The UK’s Gambling Commission (UKGC) has recently been under fire for allowing companies with a history of transgressions to help lead its initiative in reducing problem gambling. Critics such as Labour MP Carolyn Harris have taken this move by the UKGC as enabling the gambling industry to effectively “[mark] their own homework”.
The UKGC comes under fire as many of these prior transgressions have been linked to issues with problem gambling. The UKGC’s initiative to reduce problem gambling and improve the protection of vulnerable people has been organised into three working groups:
One of these groups will be exploring how the gambling industry can improve upon the presentation of its products, creating product designs that will reduce the risk of encouraging problem gambling.
Another of these three groups will investigate issues with VIP bonuses, and ways in which to reduce their impact on enabling problem gambling. VIP incentives are often tailored to users who frequently lose large sums of money, rewarding them with free bets and other attractive offers to help retain customers.
The third of these working groups will be looking at how to improve the safety of online gambling adverts, reducing exposure of these ads to society’s most vulnerable (e.g. children and problem gamblers) and encouraging betting companies to become more responsible with their online presence.
Whilst all three of these working groups are attempting to improve safety measures and reduce the risk of exposure to the most vulnerable members of society, the fact that betting companies are leading these groups has raised concerns.
Of these includes the previously mentioned Carolyn Harris (Labour MP), who has stated that “This is the gambling industry marking their own homework”. Alongside Harris includes an expert in gambling addiction Dr Steve Sharman, who states that whilst betting companies play an important role, they should not be leading these working groups.
Whilst the betting companies’ roles in this UKGC initiative has fallen under criticism, the Chief Executive of the Gambling Commission Neil McArthur has argued against such claims.
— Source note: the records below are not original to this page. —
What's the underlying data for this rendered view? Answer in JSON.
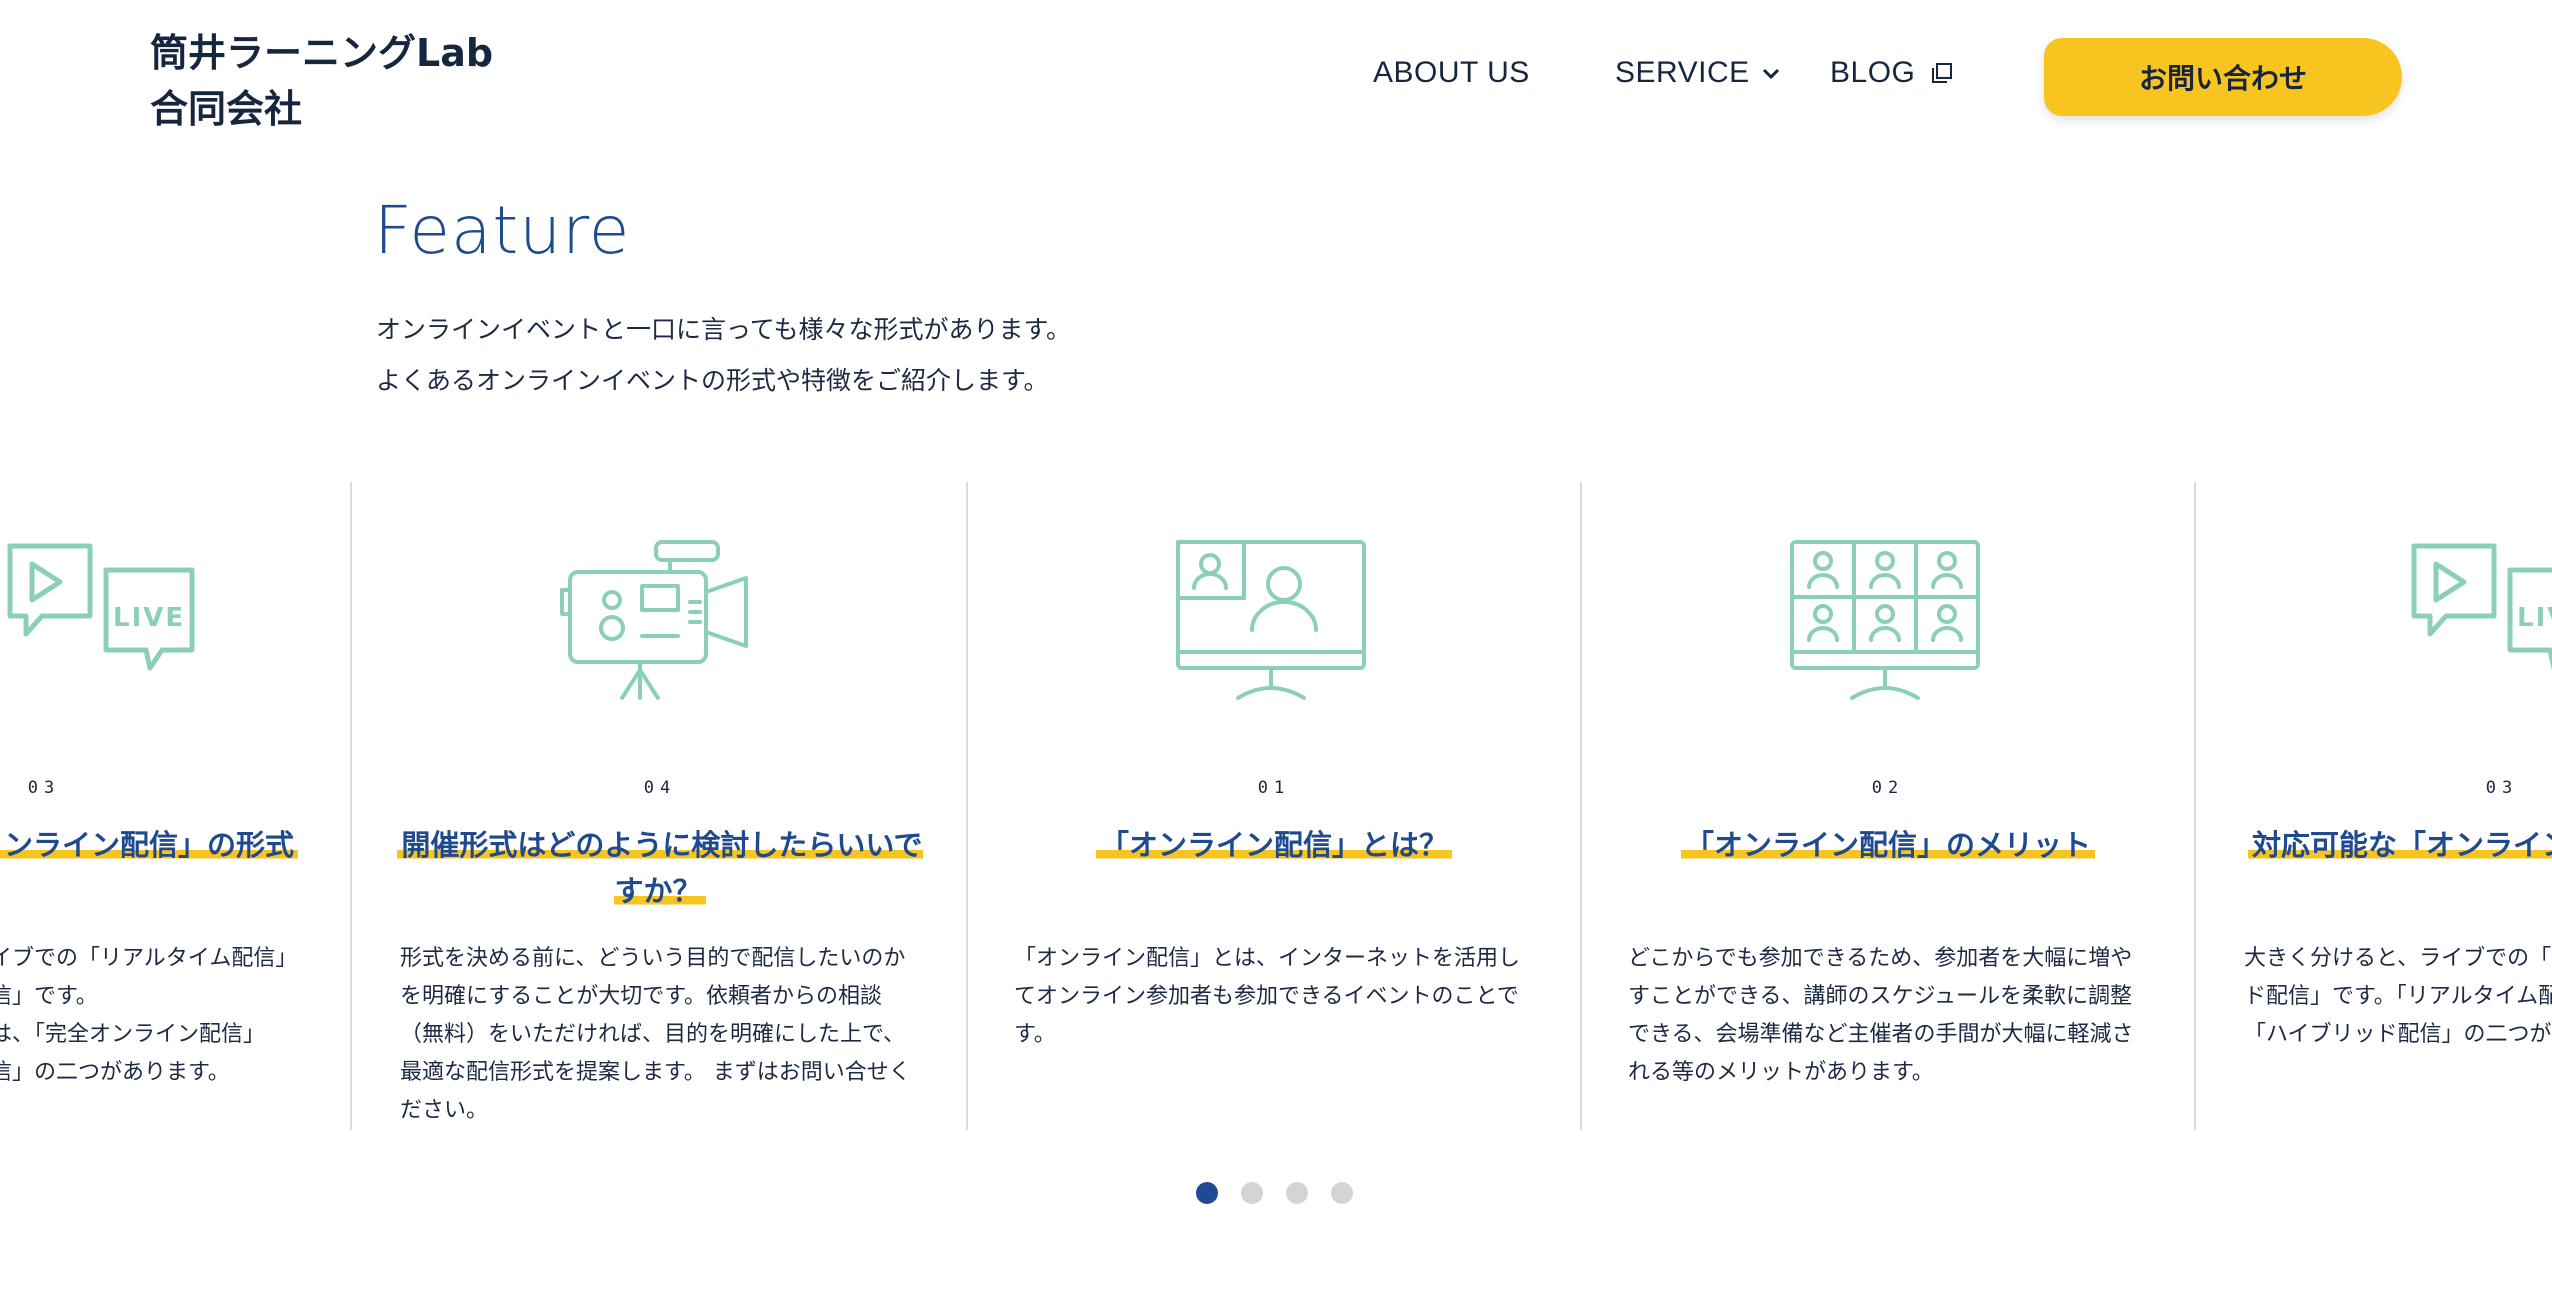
{
  "header": {
    "logo_line1": "筒井ラーニングLab",
    "logo_line2": "合同会社",
    "nav": {
      "about": "ABOUT US",
      "service": "SERVICE",
      "blog": "BLOG"
    },
    "cta_label": "お問い合わせ"
  },
  "feature": {
    "title": "Feature",
    "desc_line1": "オンラインイベントと一口に言っても様々な形式があります。",
    "desc_line2": "よくあるオンラインイベントの形式や特徴をご紹介します。"
  },
  "cards": [
    {
      "number": "03",
      "icon": "live-chat-icon",
      "title": "ンライン配信」の形式",
      "text": "イブでの「リアルタイム配信」信」です。は、「完全オンライン配信」信」の二つがあります。",
      "lines": [
        "イブでの「リアルタイム配信」",
        "信」です。",
        "は、「完全オンライン配信」",
        "信」の二つがあります。"
      ]
    },
    {
      "number": "04",
      "icon": "video-camera-icon",
      "title": "開催形式はどのように検討したらいいですか？",
      "text": "形式を決める前に、どういう目的で配信したいのかを明確にすることが大切です。依頼者からの相談（無料）をいただければ、目的を明確にした上で、最適な配信形式を提案します。 まずはお問い合せください。"
    },
    {
      "number": "01",
      "icon": "monitor-video-call-icon",
      "title": "「オンライン配信」とは？",
      "text": "「オンライン配信」とは、インターネットを活用してオンライン参加者も参加できるイベントのことです。"
    },
    {
      "number": "02",
      "icon": "monitor-group-call-icon",
      "title": "「オンライン配信」のメリット",
      "text": "どこからでも参加できるため、参加者を大幅に増やすことができる、講師のスケジュールを柔軟に調整できる、会場準備など主催者の手間が大幅に軽減される等のメリットがあります。"
    },
    {
      "number": "03",
      "icon": "live-chat-icon",
      "title": "対応可能な「オンライン配信」の形式",
      "text": "大きく分けると、ライブでの「リアルタイム配信」と、「オンデマンド配信」です。「リアルタイム配信」は、「完全オンライン配信」と「ハイブリッド配信」の二つがあります。"
    }
  ],
  "carousel": {
    "total": 4,
    "active": 1
  },
  "colors": {
    "accent": "#f8c41f",
    "brand": "#1f4a8f",
    "icon": "#8ccfb9",
    "text": "#16263f"
  }
}
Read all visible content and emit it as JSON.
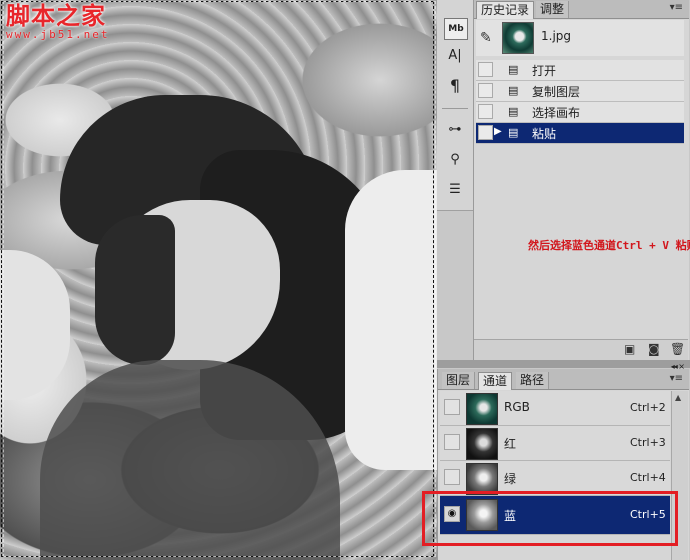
{
  "watermark": {
    "logo": "脚本之家",
    "url": "www.jb51.net"
  },
  "tools": [
    {
      "icon": "text-box-icon",
      "glyph": "Mb"
    },
    {
      "icon": "character-icon",
      "glyph": "A|"
    },
    {
      "icon": "paragraph-icon",
      "glyph": "¶"
    },
    {
      "icon": "adjust-sliders-icon",
      "glyph": "⊶"
    },
    {
      "icon": "clone-source-icon",
      "glyph": "⚲"
    },
    {
      "icon": "tool-presets-icon",
      "glyph": "☰"
    }
  ],
  "history_panel": {
    "tabs": [
      {
        "label": "历史记录",
        "active": true
      },
      {
        "label": "调整",
        "active": false
      }
    ],
    "snapshot": {
      "label": "1.jpg"
    },
    "items": [
      {
        "label": "打开",
        "active": false
      },
      {
        "label": "复制图层",
        "active": false
      },
      {
        "label": "选择画布",
        "active": false
      },
      {
        "label": "粘贴",
        "active": true
      }
    ],
    "annotation": "然后选择蓝色通道Ctrl + V 粘贴"
  },
  "channels_panel": {
    "tabs": [
      {
        "label": "图层",
        "active": false
      },
      {
        "label": "通道",
        "active": true
      },
      {
        "label": "路径",
        "active": false
      }
    ],
    "channels": [
      {
        "name": "RGB",
        "shortcut": "Ctrl+2",
        "visible": false,
        "active": false,
        "thumb": "color"
      },
      {
        "name": "红",
        "shortcut": "Ctrl+3",
        "visible": false,
        "active": false,
        "thumb": "gray-dark"
      },
      {
        "name": "绿",
        "shortcut": "Ctrl+4",
        "visible": false,
        "active": false,
        "thumb": "gray-mid"
      },
      {
        "name": "蓝",
        "shortcut": "Ctrl+5",
        "visible": true,
        "active": true,
        "thumb": "gray-light"
      }
    ]
  },
  "colors": {
    "selection_blue": "#0d2873",
    "highlight_red": "#e31e24",
    "annotation_red": "#d2161c"
  }
}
According to McArthur, if the industry does not come up with effective proposals by March, they could be hit with stricter regulations.
Whilst the UKGC’s new working groups have been the cause of great criticism and concern, only time will tell how effective they will be, as the UKGC works with the betting industry to try and protect society’s most vulnerable from problem gambling.